- Released in late March 2007, this toy is, like the 20th Anniversary Optimus Prime figure, a new figure based on Megatron's original animation model, and returns him to his original Walther P38 form, although considerably larger. The scope, which becomes the arm cannon, holds a red LED light that forms a spotlight shape. Special accessories packaged with the toy include Megatron's energy mace from More Than Meets the Eye, Part 2, the laser sword and pistol used in his climactic battle with Optimus Prime in The Transformers: The Movie, and a figurine of the energy imp, Kremzeek, from the cartoon episode of the same name.
- After much debate over whether or not the figure would be able to pass through US customs due to its appearance as a realistic firearm, online retailers opted to insert an orange or yellow plug onto the barrel of the gun in order to comply with the current standards.
- Revoltech Megatron (2007)
- The third Transformers character in the Japan-exclusive non-transforming Kaiyodo Revoltech line, and second original mold, Megatron has the arm cannon permanently affixed, as well as interchangeable parts including two different heads and five hands.
- Titanium 6 inch War Within Megatron (2007)
- A 6" tall transforming figure composed heavily of die-cast metal, this incarnation of Megatron is based on the form he had in the Dreamwave Productions War Within series, and transforms into a Cybertronian tank.

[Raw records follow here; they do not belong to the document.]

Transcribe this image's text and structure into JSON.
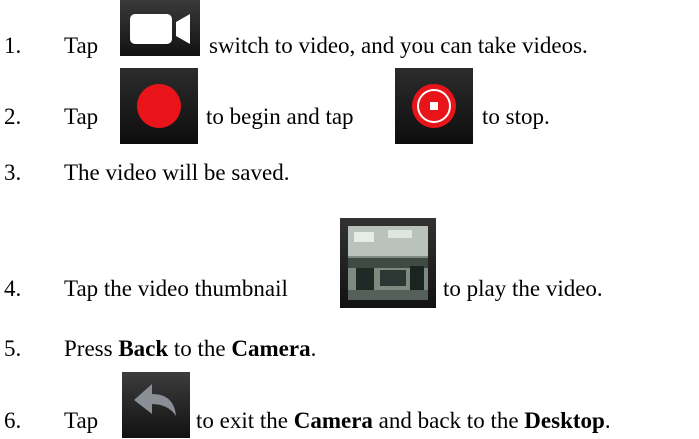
{
  "steps": [
    {
      "number": "1.",
      "parts": [
        "Tap",
        "switch to video, and you can take videos."
      ],
      "icons": [
        "video-camera-icon"
      ]
    },
    {
      "number": "2.",
      "parts": [
        "Tap",
        "to begin and tap",
        "to stop."
      ],
      "icons": [
        "record-start-icon",
        "record-stop-icon"
      ]
    },
    {
      "number": "3.",
      "parts": [
        "The video will be saved."
      ]
    },
    {
      "number": "4.",
      "parts": [
        "Tap the video thumbnail",
        "to play the video."
      ],
      "icons": [
        "video-thumbnail-icon"
      ]
    },
    {
      "number": "5.",
      "parts": [
        "Press",
        "Back",
        "to the",
        "Camera",
        "."
      ]
    },
    {
      "number": "6.",
      "parts": [
        "Tap",
        "to exit the",
        "Camera",
        "and back to the",
        "Desktop",
        "."
      ],
      "icons": [
        "back-arrow-icon"
      ]
    }
  ],
  "colors": {
    "icon_dark": "#1a1a1a",
    "record_red": "#e8141a"
  }
}
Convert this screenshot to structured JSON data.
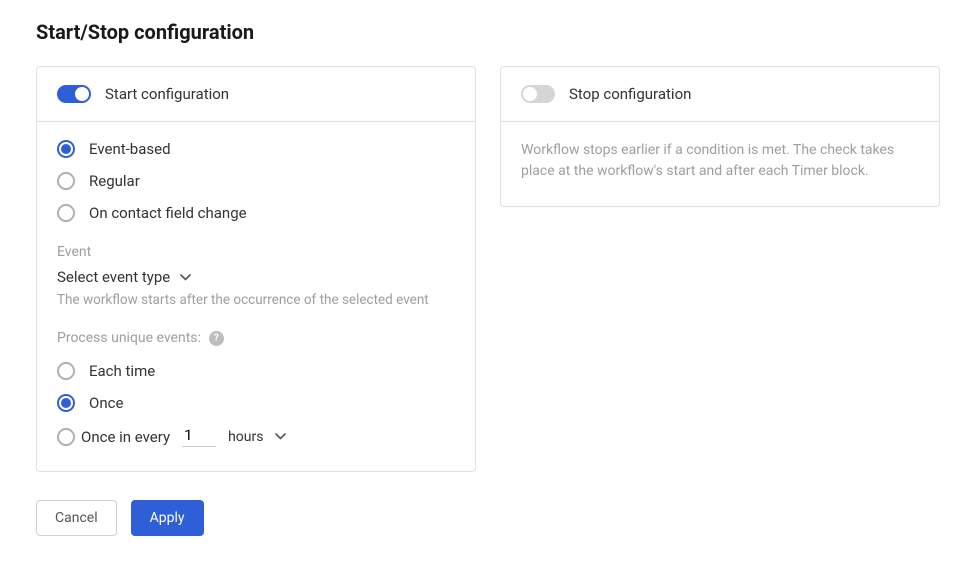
{
  "page": {
    "title": "Start/Stop configuration"
  },
  "start_panel": {
    "title": "Start configuration",
    "toggle_on": true,
    "trigger_options": {
      "event_based": "Event-based",
      "regular": "Regular",
      "on_field_change": "On contact field change",
      "selected": "event_based"
    },
    "event_section": {
      "label": "Event",
      "select_placeholder": "Select event type",
      "helper": "The workflow starts after the occurrence of the selected event"
    },
    "process_unique": {
      "label": "Process unique events:",
      "options": {
        "each_time": "Each time",
        "once": "Once",
        "once_in_every": "Once in every",
        "selected": "once"
      },
      "interval_value": "1",
      "interval_unit": "hours"
    }
  },
  "stop_panel": {
    "title": "Stop configuration",
    "toggle_on": false,
    "description": "Workflow stops earlier if a condition is met. The check takes place at the workflow's start and after each Timer block."
  },
  "footer": {
    "cancel": "Cancel",
    "apply": "Apply"
  }
}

It was fist seen on display at BotCon in 2006.
- Attacktix Generation 1 Megatron (2007)
- Part of a 4 pack starter set for Attacktix, Megatron comes with Generation 1 Optimus Prime, Energon Landquake and San Diego CoOnline GamesGame SelectmicCon inspired Skywarp.
- Sports Label Nike Free 7.0 Megatron (2007)
- A special collaboration with Nike and Takara Tomy called Transformers: Sports Label features both Megatron with the ability to transform into life sized versions the "Nike Free 7.0" shoe. Megatron's shoe form is colored black, silver, and white and retains his silver, black, and red markings in robot form. Keeping with the shoe theme, he comes packaged in a Nike shoebox and his feet are patterned after the very shoe he transforms into.
- Universe Classic Series Legends Megatron (2008)
- A small figure based on the appearance of Generation 2 Megatron.
- Universe Deluxe Special Edition Megatron (2008)
- A redeco of Classic Deluxe Megatron in the colors of Generation 1 Megatron. Originally a Hasbro Toy Shop exclusive, it has been re-released multiple times, at one point in Taiwan packaged with the live-action film Transformers: Revenge of the Fallen.
- Henkei! Henkei! Voyager Megatron (2008)
- A Japan-exclusive redeco of Classic Voyager Megatron in a color scheme closer to Megatron's Generation 1 appearance with chromed silver parts and red light-piped eyes.
Megatron, Shockwave and Ravage are the three Decepticon figures available to play in the Monopoly Transformers Collectors Edition game.
Megatron has been parodied by such shows as Frank TV, Scrubs, Robot Chicken, Drawn Together, and Family Guy. Frank Welker reprised his role for some of Megatron's parodic appearances.
In the novel World War Z by Max Brooks, an expandable pistol for use against zombies is called the "Meg"; a footnote points out that it is named after the Megatron toy.